> EXERCISE REQUIREMENTS: Among the lines of the entries below, count those containing the word "subreddit" and answer with the number only.

Data records for software interfaces
--

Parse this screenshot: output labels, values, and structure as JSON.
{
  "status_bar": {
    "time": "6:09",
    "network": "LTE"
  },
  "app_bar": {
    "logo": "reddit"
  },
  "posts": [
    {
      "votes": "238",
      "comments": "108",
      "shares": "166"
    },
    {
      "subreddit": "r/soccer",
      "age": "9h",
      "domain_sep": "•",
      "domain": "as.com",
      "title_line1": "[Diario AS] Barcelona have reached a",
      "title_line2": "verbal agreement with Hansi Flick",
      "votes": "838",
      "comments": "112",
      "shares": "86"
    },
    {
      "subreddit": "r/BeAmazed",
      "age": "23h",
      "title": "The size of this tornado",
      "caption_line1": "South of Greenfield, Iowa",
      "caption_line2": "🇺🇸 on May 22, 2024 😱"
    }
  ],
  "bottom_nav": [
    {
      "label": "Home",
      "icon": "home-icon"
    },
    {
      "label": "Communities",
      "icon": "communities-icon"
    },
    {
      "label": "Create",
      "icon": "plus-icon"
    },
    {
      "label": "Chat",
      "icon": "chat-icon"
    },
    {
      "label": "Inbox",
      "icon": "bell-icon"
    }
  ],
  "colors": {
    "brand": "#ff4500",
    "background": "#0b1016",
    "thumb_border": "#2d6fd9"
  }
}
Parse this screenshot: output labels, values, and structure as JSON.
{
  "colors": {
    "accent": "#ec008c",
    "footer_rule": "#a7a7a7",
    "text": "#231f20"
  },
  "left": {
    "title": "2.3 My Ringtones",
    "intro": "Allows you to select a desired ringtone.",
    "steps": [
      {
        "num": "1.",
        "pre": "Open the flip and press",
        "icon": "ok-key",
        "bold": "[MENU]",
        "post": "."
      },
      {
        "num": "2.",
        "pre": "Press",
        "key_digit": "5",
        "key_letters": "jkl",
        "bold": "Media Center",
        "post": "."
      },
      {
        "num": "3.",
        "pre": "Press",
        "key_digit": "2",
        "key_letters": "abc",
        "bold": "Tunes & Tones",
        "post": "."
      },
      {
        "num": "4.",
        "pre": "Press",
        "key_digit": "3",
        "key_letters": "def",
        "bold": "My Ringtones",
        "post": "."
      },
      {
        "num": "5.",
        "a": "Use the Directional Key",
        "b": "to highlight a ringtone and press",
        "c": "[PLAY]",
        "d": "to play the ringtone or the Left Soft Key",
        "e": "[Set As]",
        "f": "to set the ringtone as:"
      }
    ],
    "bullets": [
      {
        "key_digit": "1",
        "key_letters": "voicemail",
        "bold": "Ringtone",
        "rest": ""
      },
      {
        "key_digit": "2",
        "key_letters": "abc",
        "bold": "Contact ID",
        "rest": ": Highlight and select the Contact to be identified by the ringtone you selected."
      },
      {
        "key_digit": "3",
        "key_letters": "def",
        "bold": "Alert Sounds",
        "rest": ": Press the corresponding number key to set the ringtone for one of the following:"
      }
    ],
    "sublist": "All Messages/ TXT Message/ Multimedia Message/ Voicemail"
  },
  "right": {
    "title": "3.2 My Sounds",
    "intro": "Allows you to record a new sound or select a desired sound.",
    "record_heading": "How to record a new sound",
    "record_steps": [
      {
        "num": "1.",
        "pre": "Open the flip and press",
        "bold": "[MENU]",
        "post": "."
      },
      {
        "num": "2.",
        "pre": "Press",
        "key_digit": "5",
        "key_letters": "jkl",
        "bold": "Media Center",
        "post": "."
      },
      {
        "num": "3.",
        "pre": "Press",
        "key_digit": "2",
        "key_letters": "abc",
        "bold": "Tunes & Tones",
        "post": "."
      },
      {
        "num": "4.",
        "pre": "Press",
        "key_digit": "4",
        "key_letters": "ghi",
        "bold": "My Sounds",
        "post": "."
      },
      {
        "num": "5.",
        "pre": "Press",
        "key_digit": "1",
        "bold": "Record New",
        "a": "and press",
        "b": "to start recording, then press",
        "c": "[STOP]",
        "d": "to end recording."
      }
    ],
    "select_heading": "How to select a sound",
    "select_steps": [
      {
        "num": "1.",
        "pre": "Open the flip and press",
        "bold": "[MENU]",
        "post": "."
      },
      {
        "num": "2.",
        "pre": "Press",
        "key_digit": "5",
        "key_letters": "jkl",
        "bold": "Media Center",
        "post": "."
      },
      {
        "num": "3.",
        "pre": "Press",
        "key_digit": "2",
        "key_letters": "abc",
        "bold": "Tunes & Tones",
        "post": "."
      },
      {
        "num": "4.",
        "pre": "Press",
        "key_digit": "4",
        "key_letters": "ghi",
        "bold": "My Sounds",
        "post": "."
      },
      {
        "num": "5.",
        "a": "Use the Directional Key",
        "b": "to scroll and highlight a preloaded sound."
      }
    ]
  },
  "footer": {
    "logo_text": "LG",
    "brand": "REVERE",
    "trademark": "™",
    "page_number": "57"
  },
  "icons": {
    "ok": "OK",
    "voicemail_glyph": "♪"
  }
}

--

> RESULT OF THIS TASK: 2